The concept of infinite lists should be easy to understand for anyone coming from an object-oriented background.
The trick is to think about Haskell lists not as arrays or even linked lists, but as iterator objects. An iterator object is an object that has two methods,
Normally, an iterator's
hasNext would return
False after a finite number of
getNext invocations. That is certainly true if you consider iterators tied to "real" collections such as arrays, hash maps, files etc.
But nothing inherently forces an iterator to be "finite". You could implement an infinite iterator very easily. In Haskell-like pseudocode:
object Iterator where
hasNext _ = True
getNext = do
state <- get
put (state + 1)
If you didn't know how this iterator is actually implemented, just by observing its behaviour you'd think that it's tied to an infinite (or at least very huge) collection. But it is just that — an object that returns consecutive numbers.
Another similar analogy is special files in UNIX, such as
/dev/random. If they were tied to real files on your hard disk, the disk would have to be infinite.
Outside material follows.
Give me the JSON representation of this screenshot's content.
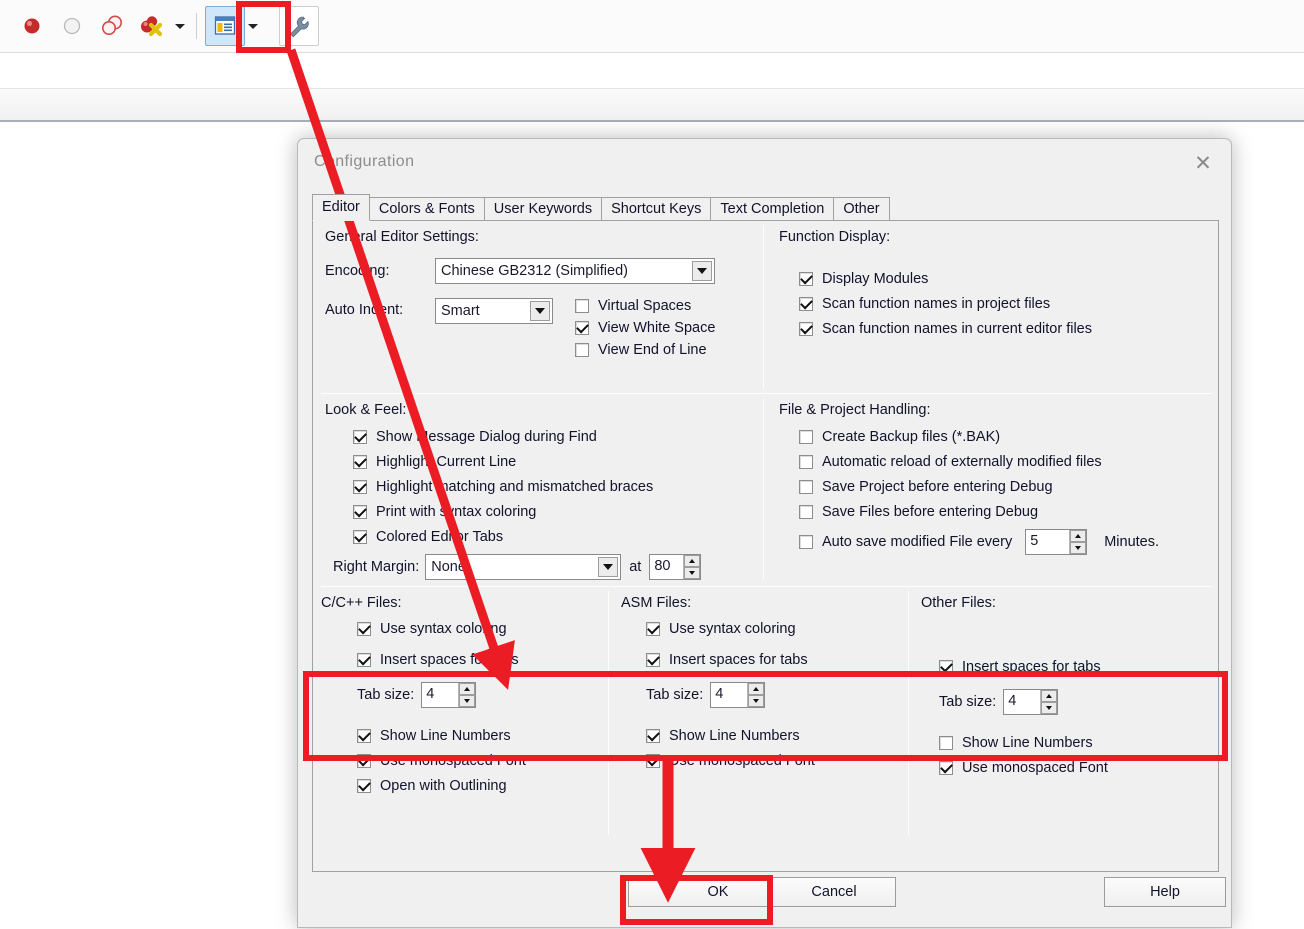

But they are not — instead the contents is generated on demand by the kernel, and you can demand as much of it as you like.
Haskell's lazy lists work exactly like that, except they also "buffer" all the produced values, so that you can examine them repeatedly without doing repeated evaluation.